Waking Up White and Finding Myself in the Story of Race

I bought Waking Up White by Debby Irving and got it on audiobook at the same time. So, while I listened to it on my walk/runs, I kept having to stop, find the part that was resonating with me in the text to underline and notate, and then start again. I enjoyed hearing the memoir read by the author and highly recommend both the audiobook and the book itself. It’s a great primer on race in America. Debby is a good writer and speaks of her awakening in a relatable way. There are lots of things to quote, but this at the very end struck me in particular:

“I can’t give away my privilege. I’ve got it whether I want it or not. What I can do is use my privilege to create change. I can speak up without fear of bringing down my entire race. I can suggest change with less chance of losing my job. If I lose my job, I have a white husband who can support me because he’s a white man who had access to education and now has access to employment. If my husband’s job gets targeted because I speak up against racism, I have an extended circle of white family and friends who would advocate for us. At least I think they would….We have a choice to make: resist change and keep alive antiquated beliefs about skin color, or outgrow those beliefs and make real the equality we envision.”

Grab this book if you can find it.

Hidden Valley Road

Any book that Oprah picks is usually one I like. I so miss her old book club. She chose Hidden Valley Road by Robert Kolker and I knew why just from the first 10%! It’s the story of a family of 12 kids, six of whom have schizophrenia. I could not put this book down and, even though it was lengthy, read it in two days. It was that good. I absolutely recommend it and will add it to my list of best books of the year.

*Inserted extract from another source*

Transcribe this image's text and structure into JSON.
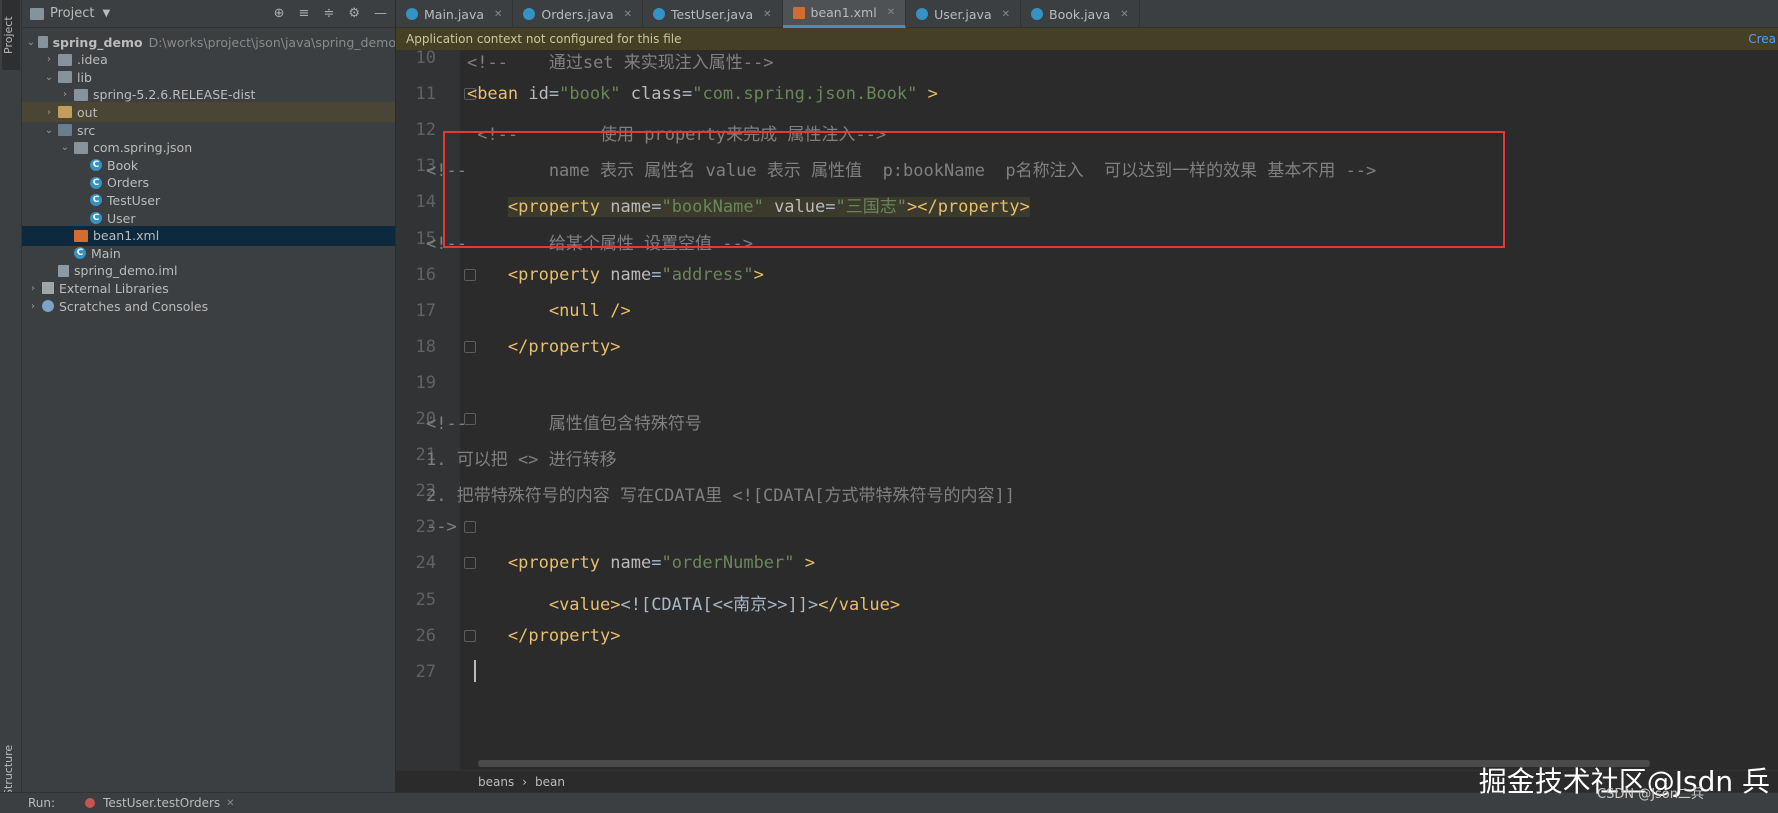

Long Bright River

Long Bright River by Liz Moore is another book that’s been on my list for a while. The library, as I have mentioned, while closed, has been a great source for Kindle books. This is the complicated mystery/thriller tale of Mickey and Kasey who were abandoned by their parents, raised by their grandmother, and ended up in two completely different circumstances. Mickey, a police officer, patrols the area where Kasey, a drug addict, spends her days. There is much complication and corruption between their two lives. This book carried on at a good clip and it was suspenseful and not easily predictable. So, I would recommend it if this is a genre you enjoy.

My Dark Vanessa

I have had My Dark Vanessa by Kate Elizabeth Russell on my list for a long time and the audiobook came up on Hoopla, so I have been listening to it on my walks. It was dark, disconcerting (think Lolita), and not much to my liking. And, then it was due at the library when I had six hours left to go. Did I try to renew it? No. So, this one isn’t on my recommended list, but to be fair, I didn’t finish it.

The Two Lives of Lydia Bird

I had high hopes for The Two Lives of Lydia Bird by Josie Silver, thinking it might be a Sliding Doors type of story. Rather, it is her waking life and her dream life. While this wasn’t a terrible story, it wasn’t as good as I had hoped. Lydia’s fiance dies in a car crash and she is having a tough time recovering. In her dream life, he is still alive and she escapes frequently. This is a summer read for sure, but not one I would wholeheartedly recommend.

Summer Reading Part 2

You can’t be a White person in this country right now and not be thinking about the privilege you are provided by waking up each day and being White. I want to dig deeper and read more on the topic of bias and systemic racism in order to do better and to make change. In addition to my earlier Summer Reading Post (and I still hope to have time to lose myself in some frivolous reading), I have created another list of books I’m going to read this summer. Links follow photos.

Waking Up White by Debby Irving
White Fragility by Robin DiAngelo, PhD
How To Be An Antiracist by Ibram X. Kendi
Just Mercy by Bryan Stevenson
Me and White Supremacy by Layla F. Saad
Raising Our Hands by Jenna Arnold
So You Want to Talk About Race by Ijeoma Oluo
Stamped by Jason Reynolds and Ibram X. Kendi